- Tag of appropriate type for tagged element (eg. Door Tag)
- Keynote Tag by Material where 1 is not possible
- Note Block and Generic Annotation where 1 and 2 are not possible
(The above is based on the fact that you should be trying to make your Model as intelligent as possible - detail lines and text should be the exception when using Revit, not the rule).
Here is a crash course in using Note Blocks:
- Create a basic Generic Annotation family.
- Add Labels for Family Parameters to into the Generic Annotation family (for example, Note Number and Note Description).
- Load the family into the project.
- Create a Schedule - Note Block, and choose the family you just loaded. Add the parameters to the Schedule that you added in step 2.

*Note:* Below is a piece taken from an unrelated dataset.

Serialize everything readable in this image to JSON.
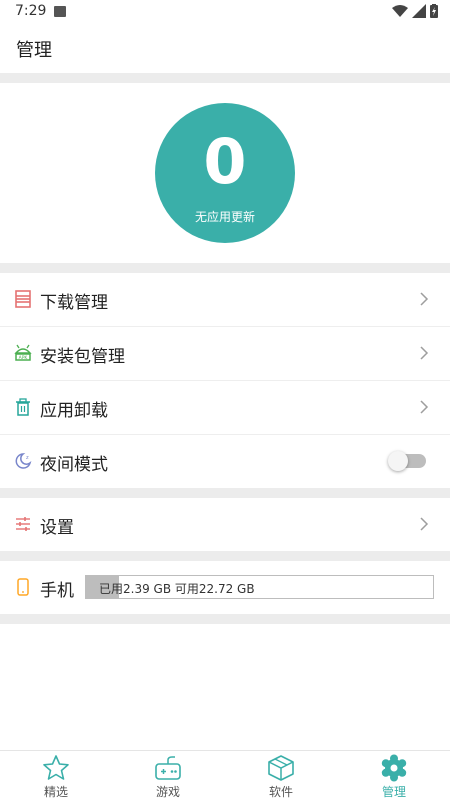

- Go to a view and place a 'Symbol' - use the Generic Annotation family you just added. Make sure to choose at least 1 leader for the note.
- Type value/values into the Generic Annotation family.
- Have a look at your 'Note Block' and you will see the values starting to fill.
- If you change the schedule, it will change the notes (this is Revit, remember).
The Revit documentation shows this in use. You can label things with 'numbers' and then use the Note Block to refer these numbers to the appropriate text or note.
This Note Block can then be placed on a sheet, just like any schedule.
It is an interesting little tool, and it may be just what you need to solve that little problem that has been annoying you!